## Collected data
+ + +
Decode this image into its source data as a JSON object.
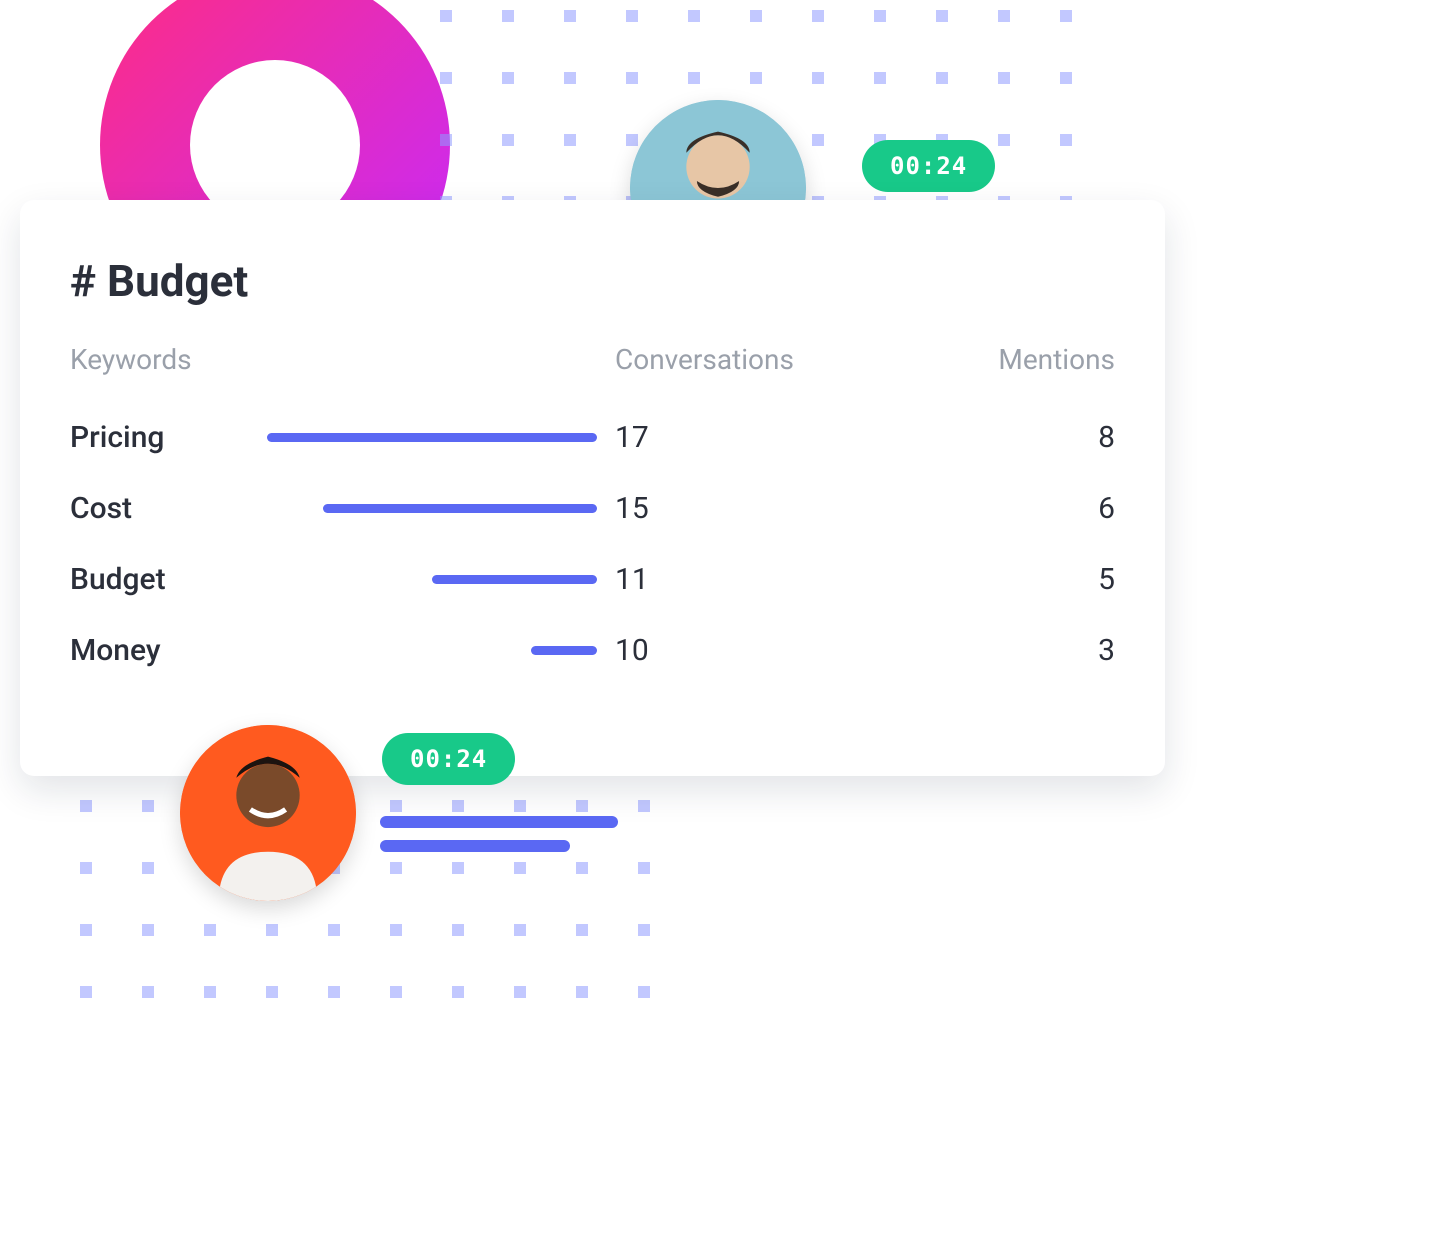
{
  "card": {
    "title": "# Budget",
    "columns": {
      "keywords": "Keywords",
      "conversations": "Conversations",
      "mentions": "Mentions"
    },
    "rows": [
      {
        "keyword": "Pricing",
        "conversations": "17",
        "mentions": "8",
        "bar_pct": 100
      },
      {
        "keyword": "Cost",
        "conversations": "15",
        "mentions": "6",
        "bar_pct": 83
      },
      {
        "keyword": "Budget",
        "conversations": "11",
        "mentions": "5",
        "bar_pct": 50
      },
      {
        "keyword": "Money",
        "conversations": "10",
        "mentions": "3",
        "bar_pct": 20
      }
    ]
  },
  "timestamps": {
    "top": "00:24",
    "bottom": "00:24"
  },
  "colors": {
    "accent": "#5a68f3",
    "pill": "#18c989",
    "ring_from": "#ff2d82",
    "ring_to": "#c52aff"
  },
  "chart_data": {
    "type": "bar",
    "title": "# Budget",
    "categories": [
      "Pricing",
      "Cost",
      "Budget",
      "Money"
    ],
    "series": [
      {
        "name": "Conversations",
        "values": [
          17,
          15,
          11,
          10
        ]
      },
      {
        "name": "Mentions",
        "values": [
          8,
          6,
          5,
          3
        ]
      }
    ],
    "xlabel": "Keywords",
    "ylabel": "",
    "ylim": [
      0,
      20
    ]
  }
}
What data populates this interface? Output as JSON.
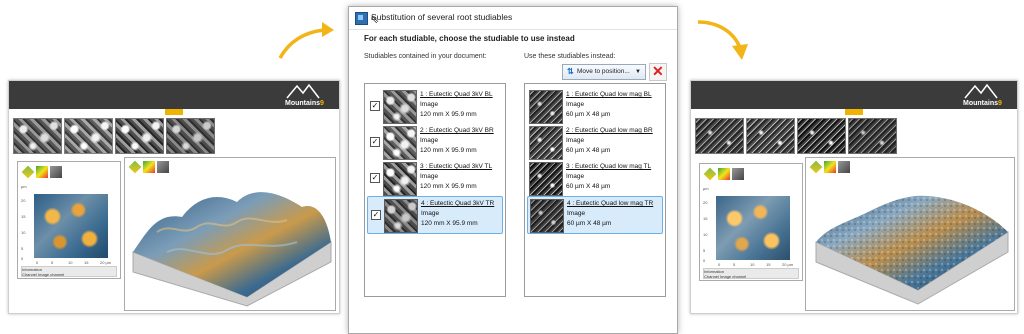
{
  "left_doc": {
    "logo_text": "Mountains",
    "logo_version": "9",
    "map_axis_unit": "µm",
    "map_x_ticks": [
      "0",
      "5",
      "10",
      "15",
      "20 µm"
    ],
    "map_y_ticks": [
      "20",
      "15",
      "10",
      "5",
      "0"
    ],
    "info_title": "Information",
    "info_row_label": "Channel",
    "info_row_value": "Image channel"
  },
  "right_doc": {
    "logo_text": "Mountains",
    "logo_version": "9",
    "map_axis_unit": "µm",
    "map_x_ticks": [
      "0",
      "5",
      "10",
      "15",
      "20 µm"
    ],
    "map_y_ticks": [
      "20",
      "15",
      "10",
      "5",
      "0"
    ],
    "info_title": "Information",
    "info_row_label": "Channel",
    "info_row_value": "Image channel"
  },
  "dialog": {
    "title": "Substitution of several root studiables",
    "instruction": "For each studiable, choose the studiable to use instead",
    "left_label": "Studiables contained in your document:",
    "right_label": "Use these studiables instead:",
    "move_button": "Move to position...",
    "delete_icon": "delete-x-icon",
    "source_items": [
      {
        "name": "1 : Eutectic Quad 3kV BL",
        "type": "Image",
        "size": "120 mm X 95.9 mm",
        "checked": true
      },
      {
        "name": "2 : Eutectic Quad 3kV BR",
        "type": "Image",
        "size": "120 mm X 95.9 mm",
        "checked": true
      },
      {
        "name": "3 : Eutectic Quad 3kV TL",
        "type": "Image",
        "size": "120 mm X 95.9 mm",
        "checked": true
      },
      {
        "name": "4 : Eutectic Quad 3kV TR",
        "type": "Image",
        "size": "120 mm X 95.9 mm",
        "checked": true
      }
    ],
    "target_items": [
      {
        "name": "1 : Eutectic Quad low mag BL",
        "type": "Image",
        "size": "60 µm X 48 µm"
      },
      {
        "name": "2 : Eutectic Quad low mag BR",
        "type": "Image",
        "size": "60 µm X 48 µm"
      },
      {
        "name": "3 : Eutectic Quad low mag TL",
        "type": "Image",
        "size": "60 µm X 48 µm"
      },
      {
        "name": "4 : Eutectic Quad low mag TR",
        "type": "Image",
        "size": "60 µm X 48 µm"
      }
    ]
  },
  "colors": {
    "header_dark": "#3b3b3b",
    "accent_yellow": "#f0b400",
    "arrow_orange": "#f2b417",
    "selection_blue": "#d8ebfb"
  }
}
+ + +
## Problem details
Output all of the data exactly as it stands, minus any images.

## The completed task
Decode this image into its source data as a JSON object.
{
  "card": {
    "title": "# Budget",
    "columns": {
      "keywords": "Keywords",
      "conversations": "Conversations",
      "mentions": "Mentions"
    },
    "rows": [
      {
        "keyword": "Pricing",
        "conversations": "17",
        "mentions": "8",
        "bar_pct": 100
      },
      {
        "keyword": "Cost",
        "conversations": "15",
        "mentions": "6",
        "bar_pct": 83
      },
      {
        "keyword": "Budget",
        "conversations": "11",
        "mentions": "5",
        "bar_pct": 50
      },
      {
        "keyword": "Money",
        "conversations": "10",
        "mentions": "3",
        "bar_pct": 20
      }
    ]
  },
  "timestamps": {
    "top": "00:24",
    "bottom": "00:24"
  },
  "colors": {
    "accent": "#5a68f3",
    "pill": "#18c989",
    "ring_from": "#ff2d82",
    "ring_to": "#c52aff"
  },
  "chart_data": {
    "type": "bar",
    "title": "# Budget",
    "categories": [
      "Pricing",
      "Cost",
      "Budget",
      "Money"
    ],
    "series": [
      {
        "name": "Conversations",
        "values": [
          17,
          15,
          11,
          10
        ]
      },
      {
        "name": "Mentions",
        "values": [
          8,
          6,
          5,
          3
        ]
      }
    ],
    "xlabel": "Keywords",
    "ylabel": "",
    "ylim": [
      0,
      20
    ]
  }
}
What data populates this interface? Output as JSON.
{
  "left_doc": {
    "logo_text": "Mountains",
    "logo_version": "9",
    "map_axis_unit": "µm",
    "map_x_ticks": [
      "0",
      "5",
      "10",
      "15",
      "20 µm"
    ],
    "map_y_ticks": [
      "20",
      "15",
      "10",
      "5",
      "0"
    ],
    "info_title": "Information",
    "info_row_label": "Channel",
    "info_row_value": "Image channel"
  },
  "right_doc": {
    "logo_text": "Mountains",
    "logo_version": "9",
    "map_axis_unit": "µm",
    "map_x_ticks": [
      "0",
      "5",
      "10",
      "15",
      "20 µm"
    ],
    "map_y_ticks": [
      "20",
      "15",
      "10",
      "5",
      "0"
    ],
    "info_title": "Information",
    "info_row_label": "Channel",
    "info_row_value": "Image channel"
  },
  "dialog": {
    "title": "Substitution of several root studiables",
    "instruction": "For each studiable, choose the studiable to use instead",
    "left_label": "Studiables contained in your document:",
    "right_label": "Use these studiables instead:",
    "move_button": "Move to position...",
    "delete_icon": "delete-x-icon",
    "source_items": [
      {
        "name": "1 : Eutectic Quad 3kV BL",
        "type": "Image",
        "size": "120 mm X 95.9 mm",
        "checked": true
      },
      {
        "name": "2 : Eutectic Quad 3kV BR",
        "type": "Image",
        "size": "120 mm X 95.9 mm",
        "checked": true
      },
      {
        "name": "3 : Eutectic Quad 3kV TL",
        "type": "Image",
        "size": "120 mm X 95.9 mm",
        "checked": true
      },
      {
        "name": "4 : Eutectic Quad 3kV TR",
        "type": "Image",
        "size": "120 mm X 95.9 mm",
        "checked": true
      }
    ],
    "target_items": [
      {
        "name": "1 : Eutectic Quad low mag BL",
        "type": "Image",
        "size": "60 µm X 48 µm"
      },
      {
        "name": "2 : Eutectic Quad low mag BR",
        "type": "Image",
        "size": "60 µm X 48 µm"
      },
      {
        "name": "3 : Eutectic Quad low mag TL",
        "type": "Image",
        "size": "60 µm X 48 µm"
      },
      {
        "name": "4 : Eutectic Quad low mag TR",
        "type": "Image",
        "size": "60 µm X 48 µm"
      }
    ]
  },
  "colors": {
    "header_dark": "#3b3b3b",
    "accent_yellow": "#f0b400",
    "arrow_orange": "#f2b417",
    "selection_blue": "#d8ebfb"
  }
}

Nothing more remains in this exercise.